During our message series, Holy Triage, we’ve been looking at several areas that create a considerable amount of stress and anxiety for people and offering some Bible-based advice about what to do. We’re encouraging you to reflect on those areas in which you might need some healing or at least a shot in the arm when it comes to spiritual wellness.
So far, we’ve considered the problems of setting good priorities, avoiding social competition, and committing to what matters most in life. To learn more about these topics, listen to related messages on our website. This week, we look at the problem of unhealthy relationships.
At the beginning of time, our Creator said, “It is not good for the man to be alone,” and so made a “suitable partner” for him (Genesis 2:18). Indeed, God made us for communion with one another. Whether the relationship is one of marriage, family, friendship, colleagues, or teammates, we were created to be “intersubjective” beings that need each other in order to live fully.
Despite this, wherever people gather, there will be trouble. In the workplace, at school, in social clubs and groups, and especially in families and other close relationships, people will hurt and take advantage of each other, seek their own interests, trample boundaries, and tear down the ones they love most.
This is nowhere more evident than in the relationship of marriage, which in this week’s gospel Jesus says should never be dissolved. However, one key to managing unhealthy relationships can be found in the rather unexpected place of divorce. As a Catholic priest, I help divorced people seek the annulment of their marriages through the Church.
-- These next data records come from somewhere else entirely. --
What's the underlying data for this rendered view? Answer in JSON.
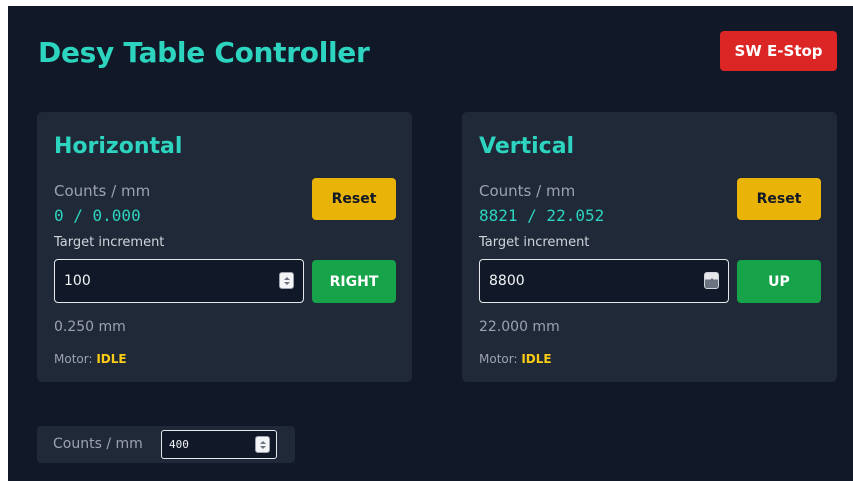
{
  "header": {
    "title": "Desy Table Controller",
    "estop_label": "SW E-Stop"
  },
  "axes": [
    {
      "title": "Horizontal",
      "counts_label": "Counts / mm",
      "counts_value": "0 / 0.000",
      "reset_label": "Reset",
      "target_label": "Target increment",
      "increment_value": "100",
      "move_label": "RIGHT",
      "mm_value": "0.250 mm",
      "motor_label": "Motor:",
      "motor_state": "IDLE"
    },
    {
      "title": "Vertical",
      "counts_label": "Counts / mm",
      "counts_value": "8821 / 22.052",
      "reset_label": "Reset",
      "target_label": "Target increment",
      "increment_value": "8800",
      "move_label": "UP",
      "mm_value": "22.000 mm",
      "motor_label": "Motor:",
      "motor_state": "IDLE"
    }
  ],
  "settings": {
    "counts_per_mm_label": "Counts / mm",
    "counts_per_mm_value": "400"
  },
  "colors": {
    "accent": "#2dd4bf",
    "estop": "#dc2626",
    "reset": "#eab308",
    "move": "#16a34a",
    "motor_state": "#facc15",
    "background": "#111827",
    "panel": "#1f2937"
  },
  "icons": {
    "spinner": "number-spinner-icon"
  }
}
Though difficult, annulments often bring a sense of healing because, unlike divorce, the process discourages accusation and assignment of blame, but rather asks each spouse to consider how he or she contributed to the problems inherent at the very beginning of the marital relationship.
Last weekend, I attended the annual conference of an international Catholic ministry called Retrouvaille that helps couples heal and renew their hurting marriages before divorce happens. That process begins with an intense weekend experience that also involves deep introspection into the brokenness that each spouse has brought into the marriage. Couples are not allowed to shift the blame to each other, but instead look to themselves, the masks they wear, and the personal issues they struggle with that have weakened the marriage.
You might call this “the problem of me,” and it applies not only to marriage, but to every relationship. Turning unhealthy relationships into truly satisfying ones is simple but definitely not easy, because it requires, first and foremost, to point the finger at yourself.
To learn more about the spiritual problem of unhealthy relationships and how to overcome it, listen to this week’s message at church or on our website.
--Father Roger Gustafson, Pastor
Father Roger Gustafson